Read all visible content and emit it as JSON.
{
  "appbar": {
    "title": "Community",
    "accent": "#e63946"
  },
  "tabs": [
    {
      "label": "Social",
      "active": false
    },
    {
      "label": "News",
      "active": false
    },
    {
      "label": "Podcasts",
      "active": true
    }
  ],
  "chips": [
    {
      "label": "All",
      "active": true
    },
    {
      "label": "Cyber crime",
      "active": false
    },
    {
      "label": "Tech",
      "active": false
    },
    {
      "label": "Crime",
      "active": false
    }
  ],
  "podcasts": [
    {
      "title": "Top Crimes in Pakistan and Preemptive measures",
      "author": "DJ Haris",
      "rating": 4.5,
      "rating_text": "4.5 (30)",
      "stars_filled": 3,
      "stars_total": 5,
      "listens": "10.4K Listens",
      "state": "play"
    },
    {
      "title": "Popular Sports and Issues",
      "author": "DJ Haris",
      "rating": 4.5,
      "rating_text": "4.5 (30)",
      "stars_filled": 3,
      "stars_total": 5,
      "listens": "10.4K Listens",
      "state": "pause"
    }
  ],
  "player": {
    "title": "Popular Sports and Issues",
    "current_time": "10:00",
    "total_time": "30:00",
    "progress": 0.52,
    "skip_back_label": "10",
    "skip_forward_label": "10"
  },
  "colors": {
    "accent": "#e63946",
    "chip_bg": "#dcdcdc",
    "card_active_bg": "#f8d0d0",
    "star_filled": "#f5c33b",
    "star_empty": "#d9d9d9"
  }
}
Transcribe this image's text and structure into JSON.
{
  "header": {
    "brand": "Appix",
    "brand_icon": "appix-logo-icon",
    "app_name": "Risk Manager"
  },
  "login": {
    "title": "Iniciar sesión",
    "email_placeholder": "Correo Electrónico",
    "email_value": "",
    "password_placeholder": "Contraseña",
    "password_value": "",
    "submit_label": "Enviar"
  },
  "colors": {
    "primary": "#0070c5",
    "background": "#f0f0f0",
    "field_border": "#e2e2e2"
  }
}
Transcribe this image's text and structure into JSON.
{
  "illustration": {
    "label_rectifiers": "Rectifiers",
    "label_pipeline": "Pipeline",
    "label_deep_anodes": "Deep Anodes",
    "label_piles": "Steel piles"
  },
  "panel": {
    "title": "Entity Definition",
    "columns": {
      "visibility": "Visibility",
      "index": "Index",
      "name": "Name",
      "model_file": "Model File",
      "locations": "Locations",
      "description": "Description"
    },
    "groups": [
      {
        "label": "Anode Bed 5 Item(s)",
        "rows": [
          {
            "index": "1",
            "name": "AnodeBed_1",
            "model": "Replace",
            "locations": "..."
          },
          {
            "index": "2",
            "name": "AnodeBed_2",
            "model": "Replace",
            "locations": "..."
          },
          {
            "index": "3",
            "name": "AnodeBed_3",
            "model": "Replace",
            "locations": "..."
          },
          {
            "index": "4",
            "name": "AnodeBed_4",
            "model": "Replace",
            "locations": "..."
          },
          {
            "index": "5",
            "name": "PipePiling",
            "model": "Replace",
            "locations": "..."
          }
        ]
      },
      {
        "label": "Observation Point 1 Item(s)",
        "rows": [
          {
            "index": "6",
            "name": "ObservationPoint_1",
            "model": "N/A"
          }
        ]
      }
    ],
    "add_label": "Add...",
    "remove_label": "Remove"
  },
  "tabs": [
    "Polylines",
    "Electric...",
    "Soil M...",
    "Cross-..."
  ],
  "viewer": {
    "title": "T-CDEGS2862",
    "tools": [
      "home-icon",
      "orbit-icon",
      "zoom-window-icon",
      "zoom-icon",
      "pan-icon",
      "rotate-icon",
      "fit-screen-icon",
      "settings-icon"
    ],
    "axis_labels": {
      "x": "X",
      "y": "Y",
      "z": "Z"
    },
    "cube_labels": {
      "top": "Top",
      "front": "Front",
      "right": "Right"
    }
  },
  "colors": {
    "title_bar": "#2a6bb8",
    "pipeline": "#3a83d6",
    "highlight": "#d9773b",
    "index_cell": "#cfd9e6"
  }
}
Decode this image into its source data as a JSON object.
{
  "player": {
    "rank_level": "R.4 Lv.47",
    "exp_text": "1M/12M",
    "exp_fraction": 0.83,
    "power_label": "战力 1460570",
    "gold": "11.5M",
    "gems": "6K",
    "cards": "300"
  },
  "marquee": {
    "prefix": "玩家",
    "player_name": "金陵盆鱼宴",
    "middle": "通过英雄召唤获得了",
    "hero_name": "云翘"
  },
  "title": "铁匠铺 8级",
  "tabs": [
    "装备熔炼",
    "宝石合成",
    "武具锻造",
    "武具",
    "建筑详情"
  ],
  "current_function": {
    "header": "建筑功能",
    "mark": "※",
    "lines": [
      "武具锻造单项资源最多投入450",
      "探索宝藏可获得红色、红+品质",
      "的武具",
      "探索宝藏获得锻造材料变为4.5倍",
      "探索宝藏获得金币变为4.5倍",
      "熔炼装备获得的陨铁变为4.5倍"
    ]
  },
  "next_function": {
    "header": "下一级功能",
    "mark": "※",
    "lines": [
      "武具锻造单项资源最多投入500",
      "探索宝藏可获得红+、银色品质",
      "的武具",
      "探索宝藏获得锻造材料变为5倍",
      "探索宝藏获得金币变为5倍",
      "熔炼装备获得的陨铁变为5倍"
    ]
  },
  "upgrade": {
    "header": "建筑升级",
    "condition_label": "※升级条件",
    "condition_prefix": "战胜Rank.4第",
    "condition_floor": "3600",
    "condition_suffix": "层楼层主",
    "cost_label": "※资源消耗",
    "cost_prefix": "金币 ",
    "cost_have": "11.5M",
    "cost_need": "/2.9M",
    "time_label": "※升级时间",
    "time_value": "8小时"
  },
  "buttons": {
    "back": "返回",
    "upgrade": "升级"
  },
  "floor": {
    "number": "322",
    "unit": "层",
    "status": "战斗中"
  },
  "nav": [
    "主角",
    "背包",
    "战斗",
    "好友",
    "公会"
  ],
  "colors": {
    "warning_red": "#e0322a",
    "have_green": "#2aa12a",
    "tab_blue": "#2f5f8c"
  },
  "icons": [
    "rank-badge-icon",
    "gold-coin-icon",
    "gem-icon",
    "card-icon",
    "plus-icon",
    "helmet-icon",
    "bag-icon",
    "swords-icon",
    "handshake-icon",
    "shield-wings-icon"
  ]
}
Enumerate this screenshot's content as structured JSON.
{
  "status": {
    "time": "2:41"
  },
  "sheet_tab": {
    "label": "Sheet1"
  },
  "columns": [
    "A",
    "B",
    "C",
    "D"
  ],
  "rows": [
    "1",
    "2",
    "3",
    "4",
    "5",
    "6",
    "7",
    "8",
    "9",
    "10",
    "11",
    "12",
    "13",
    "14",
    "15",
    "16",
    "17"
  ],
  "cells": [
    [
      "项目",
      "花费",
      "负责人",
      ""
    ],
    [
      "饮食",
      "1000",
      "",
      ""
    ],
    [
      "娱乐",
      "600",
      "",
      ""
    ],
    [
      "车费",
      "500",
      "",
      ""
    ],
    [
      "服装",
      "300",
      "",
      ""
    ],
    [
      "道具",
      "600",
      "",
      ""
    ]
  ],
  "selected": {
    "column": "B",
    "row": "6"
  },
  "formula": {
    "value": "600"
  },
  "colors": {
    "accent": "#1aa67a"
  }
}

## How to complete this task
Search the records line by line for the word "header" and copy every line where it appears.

## Reply
  "header": {
    "header": "建筑功能",
    "header": "下一级功能",
    "header": "建筑升级",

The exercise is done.